Exercise description |
Write out, exactly and in full, the records given below, but not their pictures.

*** Opening of Material supplied ***

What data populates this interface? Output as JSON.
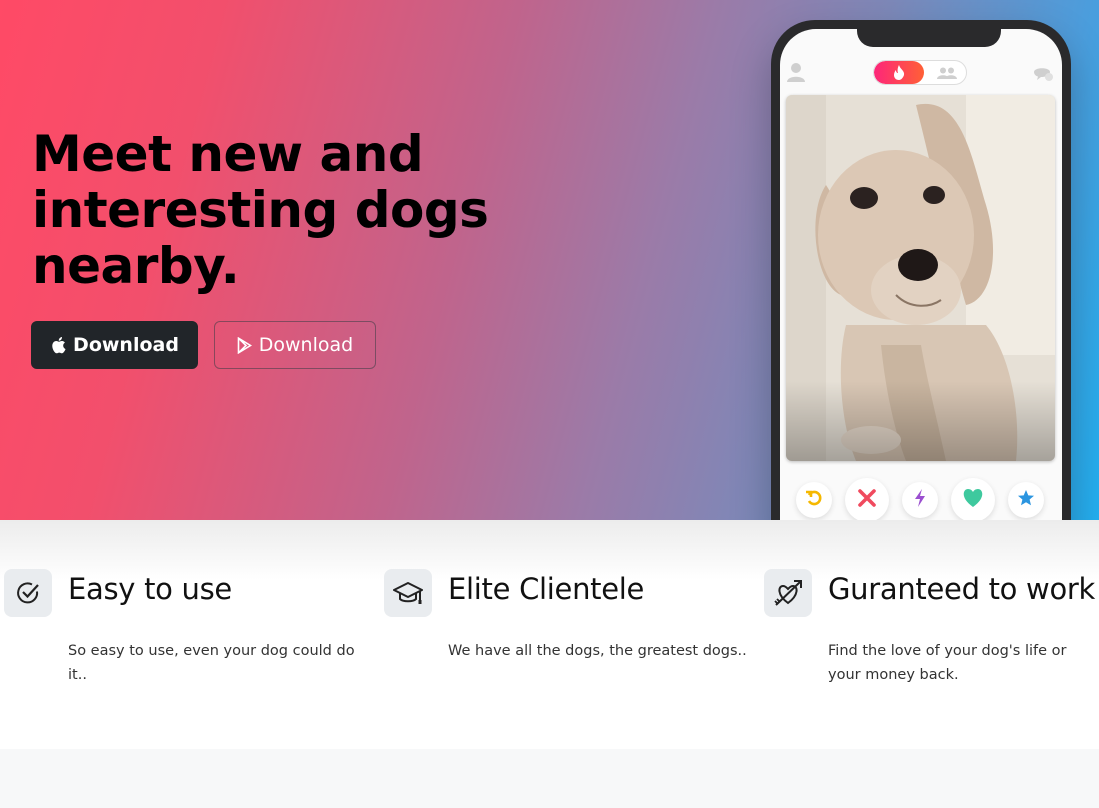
{
  "hero": {
    "title": "Meet new and interesting dogs nearby.",
    "buttons": {
      "apple_label": "Download",
      "play_label": "Download"
    },
    "apple_icon": "apple-icon",
    "play_icon": "google-play-icon"
  },
  "phone": {
    "top_icons": [
      "profile-icon",
      "flame-icon",
      "group-icon",
      "chat-icon"
    ],
    "actions": [
      {
        "icon": "rewind-icon",
        "color": "#f5b800"
      },
      {
        "icon": "nope-x-icon",
        "color": "#f04a5e"
      },
      {
        "icon": "boost-bolt-icon",
        "color": "#9b4fd0"
      },
      {
        "icon": "like-heart-icon",
        "color": "#3ec99e"
      },
      {
        "icon": "super-like-star-icon",
        "color": "#2b95e0"
      }
    ]
  },
  "features": [
    {
      "icon": "check-circle-icon",
      "title": "Easy to use",
      "desc": "So easy to use, even your dog could do it.."
    },
    {
      "icon": "graduation-cap-icon",
      "title": "Elite Clientele",
      "desc": "We have all the dogs, the greatest dogs.."
    },
    {
      "icon": "heart-arrow-icon",
      "title": "Guranteed to work",
      "desc": "Find the love of your dog's life or your money back."
    }
  ],
  "colors": {
    "gradient_start": "#ff4a66",
    "gradient_end": "#22aff0",
    "dark_button": "#212529"
  }
}
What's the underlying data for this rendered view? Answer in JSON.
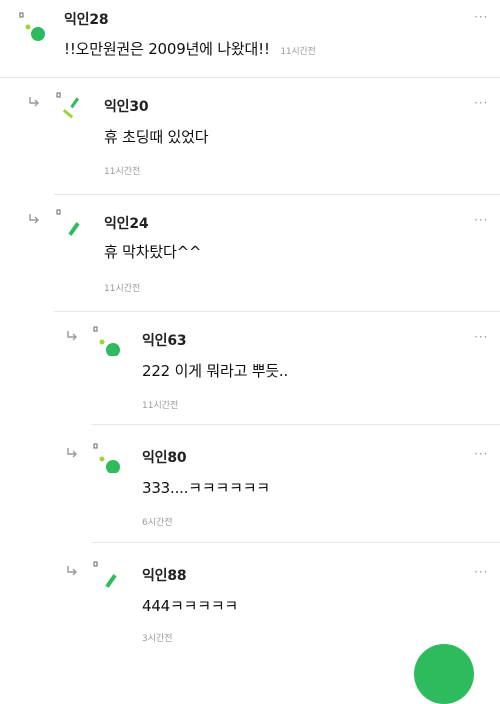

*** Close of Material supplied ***

The answer |
What data populates this interface? Output as JSON.
{
  "hero": {
    "title": "Meet new and interesting dogs nearby.",
    "buttons": {
      "apple_label": "Download",
      "play_label": "Download"
    },
    "apple_icon": "apple-icon",
    "play_icon": "google-play-icon"
  },
  "phone": {
    "top_icons": [
      "profile-icon",
      "flame-icon",
      "group-icon",
      "chat-icon"
    ],
    "actions": [
      {
        "icon": "rewind-icon",
        "color": "#f5b800"
      },
      {
        "icon": "nope-x-icon",
        "color": "#f04a5e"
      },
      {
        "icon": "boost-bolt-icon",
        "color": "#9b4fd0"
      },
      {
        "icon": "like-heart-icon",
        "color": "#3ec99e"
      },
      {
        "icon": "super-like-star-icon",
        "color": "#2b95e0"
      }
    ]
  },
  "features": [
    {
      "icon": "check-circle-icon",
      "title": "Easy to use",
      "desc": "So easy to use, even your dog could do it.."
    },
    {
      "icon": "graduation-cap-icon",
      "title": "Elite Clientele",
      "desc": "We have all the dogs, the greatest dogs.."
    },
    {
      "icon": "heart-arrow-icon",
      "title": "Guranteed to work",
      "desc": "Find the love of your dog's life or your money back."
    }
  ],
  "colors": {
    "gradient_start": "#ff4a66",
    "gradient_end": "#22aff0",
    "dark_button": "#212529"
  }
}
What's the underlying data for this rendered view? Answer in JSON.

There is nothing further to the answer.